Jon Bassoff’s Corrosion is on special in the Kindle edition for .99 for a couple of days, and I’d like to remind Book Dirt readers and noir fans that this is a book I raved about at full price. I chose Bassoff’s debut novel as one of my top five reads in last year’s “best” list.
|Corrosion: a must for noir fans, especially at this price. Click for more info.|
My blurb from the round-up:
She was less than human, and aren’t we all.” - Joseph Downs in Corrosion.
I recently reviewed this psycho-noir from independent publisher DarkFuse for Hellnotes, where I agreed with others who have called Bassoff a cross between Jim Thompson and David Lynch, though I threw in Flannery O’Connor for good measure. The truth is, no string of literary comparisons are going to tell you enough, because this debut author has a singular voice, and he’s written a hell of a disturbing novel—one that digs down into the roots of depravity, violence, and obsession. (It’s just occurred to me that I could make an additional comparison: to Iain Banks’ The Wasp Factory, another book that grows more unsettling as history is revealed.) The book opens with Joseph Downs, a war veteran with a horribly-scarred face, having vehicle trouble in a small town he’d meant to pass through. Who Downs is, how he got that way, what he’s done, and what he will do, are all things that reveal the very origins of evil, and the repercussions of growing up damaged.

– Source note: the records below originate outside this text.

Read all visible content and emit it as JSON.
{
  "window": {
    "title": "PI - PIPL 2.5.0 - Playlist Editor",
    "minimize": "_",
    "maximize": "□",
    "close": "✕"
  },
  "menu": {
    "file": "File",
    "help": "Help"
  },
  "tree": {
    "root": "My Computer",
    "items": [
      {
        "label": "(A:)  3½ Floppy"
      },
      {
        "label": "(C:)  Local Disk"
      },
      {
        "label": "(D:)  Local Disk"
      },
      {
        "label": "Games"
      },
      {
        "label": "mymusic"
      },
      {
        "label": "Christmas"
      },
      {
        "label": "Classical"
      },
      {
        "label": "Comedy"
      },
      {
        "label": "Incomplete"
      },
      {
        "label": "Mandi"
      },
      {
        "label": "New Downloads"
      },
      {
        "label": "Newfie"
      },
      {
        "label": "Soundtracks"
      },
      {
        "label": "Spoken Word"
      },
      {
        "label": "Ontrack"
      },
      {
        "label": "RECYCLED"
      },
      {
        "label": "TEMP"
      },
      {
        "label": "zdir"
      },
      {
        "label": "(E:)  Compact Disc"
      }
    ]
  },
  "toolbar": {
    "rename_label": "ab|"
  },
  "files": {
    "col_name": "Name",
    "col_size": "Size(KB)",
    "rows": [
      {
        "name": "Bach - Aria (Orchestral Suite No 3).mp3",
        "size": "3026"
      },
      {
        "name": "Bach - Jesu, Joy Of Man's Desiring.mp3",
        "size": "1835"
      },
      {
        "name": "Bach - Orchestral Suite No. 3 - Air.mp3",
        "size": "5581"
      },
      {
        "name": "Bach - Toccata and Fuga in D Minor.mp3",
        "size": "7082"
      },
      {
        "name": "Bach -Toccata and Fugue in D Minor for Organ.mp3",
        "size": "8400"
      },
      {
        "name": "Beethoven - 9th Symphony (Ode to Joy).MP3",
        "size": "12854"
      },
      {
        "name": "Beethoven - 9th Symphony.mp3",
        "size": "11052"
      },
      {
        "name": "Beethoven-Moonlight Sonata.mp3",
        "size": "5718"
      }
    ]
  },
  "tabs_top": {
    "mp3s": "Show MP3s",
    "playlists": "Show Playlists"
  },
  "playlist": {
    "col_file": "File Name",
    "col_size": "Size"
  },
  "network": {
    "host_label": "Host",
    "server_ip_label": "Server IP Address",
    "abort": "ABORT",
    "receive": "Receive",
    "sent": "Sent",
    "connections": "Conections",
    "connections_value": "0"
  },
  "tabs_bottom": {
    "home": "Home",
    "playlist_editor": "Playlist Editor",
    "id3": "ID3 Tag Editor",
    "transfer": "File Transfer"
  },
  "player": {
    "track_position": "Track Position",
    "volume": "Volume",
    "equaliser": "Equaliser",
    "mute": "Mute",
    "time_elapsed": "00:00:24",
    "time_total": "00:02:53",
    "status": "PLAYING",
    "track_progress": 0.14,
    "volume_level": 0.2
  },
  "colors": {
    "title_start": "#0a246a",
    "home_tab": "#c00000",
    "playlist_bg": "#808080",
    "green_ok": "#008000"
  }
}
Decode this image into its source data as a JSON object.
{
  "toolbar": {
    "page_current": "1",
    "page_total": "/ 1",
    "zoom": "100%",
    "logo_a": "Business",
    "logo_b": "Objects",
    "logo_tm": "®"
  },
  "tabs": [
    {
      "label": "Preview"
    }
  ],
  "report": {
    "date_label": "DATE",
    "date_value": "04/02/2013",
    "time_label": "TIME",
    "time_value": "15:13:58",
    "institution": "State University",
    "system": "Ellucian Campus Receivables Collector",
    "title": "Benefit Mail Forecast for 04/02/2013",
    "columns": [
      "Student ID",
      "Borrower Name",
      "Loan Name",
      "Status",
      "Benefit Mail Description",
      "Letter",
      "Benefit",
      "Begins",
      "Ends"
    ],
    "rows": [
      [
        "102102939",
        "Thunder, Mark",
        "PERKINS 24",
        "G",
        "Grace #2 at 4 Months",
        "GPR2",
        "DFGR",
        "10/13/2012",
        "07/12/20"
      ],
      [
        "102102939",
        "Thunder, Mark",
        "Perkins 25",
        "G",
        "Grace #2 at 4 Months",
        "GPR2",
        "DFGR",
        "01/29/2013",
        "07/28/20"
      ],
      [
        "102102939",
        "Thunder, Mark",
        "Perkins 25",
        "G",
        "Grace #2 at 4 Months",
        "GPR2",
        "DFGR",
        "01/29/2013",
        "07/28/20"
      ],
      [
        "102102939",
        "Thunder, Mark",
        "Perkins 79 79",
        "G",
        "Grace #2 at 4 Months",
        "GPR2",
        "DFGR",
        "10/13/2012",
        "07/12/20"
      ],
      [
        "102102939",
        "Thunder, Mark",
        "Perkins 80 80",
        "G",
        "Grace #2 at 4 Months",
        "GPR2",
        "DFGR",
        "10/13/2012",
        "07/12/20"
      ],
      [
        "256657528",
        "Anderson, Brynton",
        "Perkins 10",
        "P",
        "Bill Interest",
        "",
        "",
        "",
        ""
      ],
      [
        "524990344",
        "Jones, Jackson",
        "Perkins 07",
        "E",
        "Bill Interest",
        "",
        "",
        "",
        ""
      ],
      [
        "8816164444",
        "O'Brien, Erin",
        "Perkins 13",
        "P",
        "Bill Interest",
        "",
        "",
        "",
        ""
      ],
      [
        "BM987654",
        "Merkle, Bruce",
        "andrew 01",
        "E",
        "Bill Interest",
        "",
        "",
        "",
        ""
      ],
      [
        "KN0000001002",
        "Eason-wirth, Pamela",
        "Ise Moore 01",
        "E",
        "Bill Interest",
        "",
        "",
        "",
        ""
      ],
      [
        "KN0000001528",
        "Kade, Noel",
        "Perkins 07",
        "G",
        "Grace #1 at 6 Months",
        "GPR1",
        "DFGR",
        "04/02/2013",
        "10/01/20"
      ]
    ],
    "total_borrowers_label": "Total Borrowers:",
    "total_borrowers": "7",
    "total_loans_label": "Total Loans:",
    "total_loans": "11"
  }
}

You can also read my full review of Corrosion at Hellnotes.
There won’t be a better time to nab this one, and I highly recommend reading it before Bassoff’s Factory Town comes out this fall. Don’t have a Kindle? Spring for the paperback. It’s worth it.